Cheney's expanding internet options
Council approves three-year contract with Avista for fixed wireless broadband service
Last updated 8/20/2020 at 9:21am
CHENEY – Residents will have another option available to them when it comes to internet service in the city.
At its Aug. 11 meeting, the City Council approved an agreement with Avista Edge to begin a pilot program “for the provision of fixed wireless broadband internet services” in the city. Details on how Edge will work were not available at press time, but the technology will be installed and available through the city’s electric metering system.
The resolution authorizing the agreement originally came before council at its July 28 meeting, but was tabled over concerns with some of its structure, such as worrying it would put the city at risk for maintaining and replacing technology it was not familiar with.
Under the agreement, the city will lease and install the system from Avista, with the Light Department doing the field work. The city will also perform the billing, with Avista providing and managing the integration of their billing system into the city’s in order to charge customers for the service.
Avista will also provide various levels of support throughout and after the installation process, including customer service for the equipment. The agreement also established a pricing structure for the internet service, beginning at $60 a month for residential service.
Part of concerns for council stemmed from the pricing structure between Avista and Cheney in correlation to responsibilities. Avista is to receive 93 % of gross revenue from the leases while Cheney retains just 7 %, but is responsible for not only billing but installation and maintenance.
Those concerns seemed to have been assuaged in the new agreement hammered out between the two parties and adopted Aug. 11. City attorney Stanley Schwartz pointed out at least seven areas of revisions he said made the contract more favorable towards the city.

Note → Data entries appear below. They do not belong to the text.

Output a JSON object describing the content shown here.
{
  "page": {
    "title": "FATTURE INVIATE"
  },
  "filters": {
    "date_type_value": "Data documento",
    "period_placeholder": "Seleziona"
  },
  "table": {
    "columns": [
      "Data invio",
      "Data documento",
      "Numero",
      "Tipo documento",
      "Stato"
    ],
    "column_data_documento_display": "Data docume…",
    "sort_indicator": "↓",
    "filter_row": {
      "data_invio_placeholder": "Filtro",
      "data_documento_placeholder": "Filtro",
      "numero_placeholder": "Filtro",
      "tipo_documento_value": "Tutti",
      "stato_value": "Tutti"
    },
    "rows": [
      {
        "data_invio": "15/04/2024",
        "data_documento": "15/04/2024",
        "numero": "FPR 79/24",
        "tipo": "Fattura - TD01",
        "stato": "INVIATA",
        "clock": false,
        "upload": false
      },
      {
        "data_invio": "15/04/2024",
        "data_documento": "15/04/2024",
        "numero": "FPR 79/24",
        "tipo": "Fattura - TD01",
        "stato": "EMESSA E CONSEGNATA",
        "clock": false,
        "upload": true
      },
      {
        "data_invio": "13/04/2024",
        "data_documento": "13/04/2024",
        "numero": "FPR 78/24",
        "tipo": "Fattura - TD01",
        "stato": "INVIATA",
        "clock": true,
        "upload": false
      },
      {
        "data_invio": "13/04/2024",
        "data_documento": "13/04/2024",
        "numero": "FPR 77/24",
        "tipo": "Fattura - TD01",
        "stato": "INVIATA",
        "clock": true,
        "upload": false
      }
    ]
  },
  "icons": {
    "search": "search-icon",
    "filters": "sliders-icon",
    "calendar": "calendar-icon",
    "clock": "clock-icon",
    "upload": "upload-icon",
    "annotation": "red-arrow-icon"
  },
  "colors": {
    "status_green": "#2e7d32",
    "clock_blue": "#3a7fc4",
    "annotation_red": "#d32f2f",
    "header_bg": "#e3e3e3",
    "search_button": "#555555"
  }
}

Under the revisions, Avista shall maintain, service and repair equipment in compliance with the manufacturer’s standards and standards required by law while Cheney will replace any components lost, stolen or damaged, with Avista supplying the city the replacement components at its own cost and expense. In exchange, the city agrees to allow Avista the right to collect and keep most of any equipment deposits and insurance to help it recoup losses.
“This is important to the city here because we’ve limited the cost to the city,” Schwartz said.
Also, the city’s total liability to Avista “shall not exceed the sum of the customer deposit in respect to any item or equipment and the total insurance proceeds received by the city arising from or related to such loss.” Finally, the three-year agreement included a revised termination clause, making it easier for both parties to end the contract.
“This agreement has been significantly modified to what was tabled two weeks ago,” Schwartz Said. “I think the modification has resulted in a much more balanced risk between the city and Avista with regards to this pilot technology.”
In the July 28 meeting, Councilman Paul Schmidt raised the termination issue, noting there really wasn’t one. Under the new agreement, the parties shall meet to negotiate a renewal of the agreement in the final 12 months, and according to a new section, Cheney has three opportunities — “off ramps” — to terminate in the initial year.
One of the termination opportunities allows Cheney to end the contract if there are less than 100 customers one-year after the service commences on Jan. 1, 2021. Schwartz said the idea here is the city wouldn’t be receiving enough lease revenue to warrant continuation, and that the “market simply is not interested.”
John McCallum can be reached at firstname.lastname@example.org.